▶ [WORK TASK]
Take down each entry exactly as written.

▶ [EXCERPTED RECORDS]
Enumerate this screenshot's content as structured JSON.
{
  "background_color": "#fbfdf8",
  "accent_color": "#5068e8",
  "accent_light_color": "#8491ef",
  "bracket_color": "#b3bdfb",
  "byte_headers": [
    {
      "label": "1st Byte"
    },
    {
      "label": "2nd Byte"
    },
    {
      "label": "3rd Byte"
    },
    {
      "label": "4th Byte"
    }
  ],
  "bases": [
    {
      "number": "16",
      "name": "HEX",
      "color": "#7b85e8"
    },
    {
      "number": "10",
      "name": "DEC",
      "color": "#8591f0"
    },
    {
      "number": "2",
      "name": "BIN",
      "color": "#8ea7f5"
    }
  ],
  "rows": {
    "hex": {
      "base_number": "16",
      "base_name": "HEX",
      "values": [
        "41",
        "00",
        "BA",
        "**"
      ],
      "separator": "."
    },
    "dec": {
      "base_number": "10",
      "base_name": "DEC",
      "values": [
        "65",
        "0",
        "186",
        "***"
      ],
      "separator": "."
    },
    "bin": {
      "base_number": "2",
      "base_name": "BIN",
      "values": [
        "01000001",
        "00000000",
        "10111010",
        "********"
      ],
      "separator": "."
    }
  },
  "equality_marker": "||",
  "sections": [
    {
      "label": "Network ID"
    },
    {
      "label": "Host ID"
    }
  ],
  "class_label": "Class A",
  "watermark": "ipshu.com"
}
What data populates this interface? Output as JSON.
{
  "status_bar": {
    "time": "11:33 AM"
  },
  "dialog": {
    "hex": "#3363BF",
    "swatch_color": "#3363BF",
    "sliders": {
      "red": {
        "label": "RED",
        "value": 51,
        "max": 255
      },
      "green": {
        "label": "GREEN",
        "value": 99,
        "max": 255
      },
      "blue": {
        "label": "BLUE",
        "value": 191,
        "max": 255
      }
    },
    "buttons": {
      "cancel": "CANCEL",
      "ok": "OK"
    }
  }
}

▶ [YOUR RESPONSE]
Enumerate this screenshot's content as structured JSON.
{
  "background_color": "#fbfdf8",
  "accent_color": "#5068e8",
  "accent_light_color": "#8491ef",
  "bracket_color": "#b3bdfb",
  "byte_headers": [
    {
      "label": "1st Byte"
    },
    {
      "label": "2nd Byte"
    },
    {
      "label": "3rd Byte"
    },
    {
      "label": "4th Byte"
    }
  ],
  "bases": [
    {
      "number": "16",
      "name": "HEX",
      "color": "#7b85e8"
    },
    {
      "number": "10",
      "name": "DEC",
      "color": "#8591f0"
    },
    {
      "number": "2",
      "name": "BIN",
      "color": "#8ea7f5"
    }
  ],
  "rows": {
    "hex": {
      "base_number": "16",
      "base_name": "HEX",
      "values": [
        "41",
        "00",
        "BA",
        "**"
      ],
      "separator": "."
    },
    "dec": {
      "base_number": "10",
      "base_name": "DEC",
      "values": [
        "65",
        "0",
        "186",
        "***"
      ],
      "separator": "."
    },
    "bin": {
      "base_number": "2",
      "base_name": "BIN",
      "values": [
        "01000001",
        "00000000",
        "10111010",
        "********"
      ],
      "separator": "."
    }
  },
  "equality_marker": "||",
  "sections": [
    {
      "label": "Network ID"
    },
    {
      "label": "Host ID"
    }
  ],
  "class_label": "Class A",
  "watermark": "ipshu.com"
}
What data populates this interface? Output as JSON.
{
  "status_bar": {
    "time": "11:33 AM"
  },
  "dialog": {
    "hex": "#3363BF",
    "swatch_color": "#3363BF",
    "sliders": {
      "red": {
        "label": "RED",
        "value": 51,
        "max": 255
      },
      "green": {
        "label": "GREEN",
        "value": 99,
        "max": 255
      },
      "blue": {
        "label": "BLUE",
        "value": 191,
        "max": 255
      }
    },
    "buttons": {
      "cancel": "CANCEL",
      "ok": "OK"
    }
  }
}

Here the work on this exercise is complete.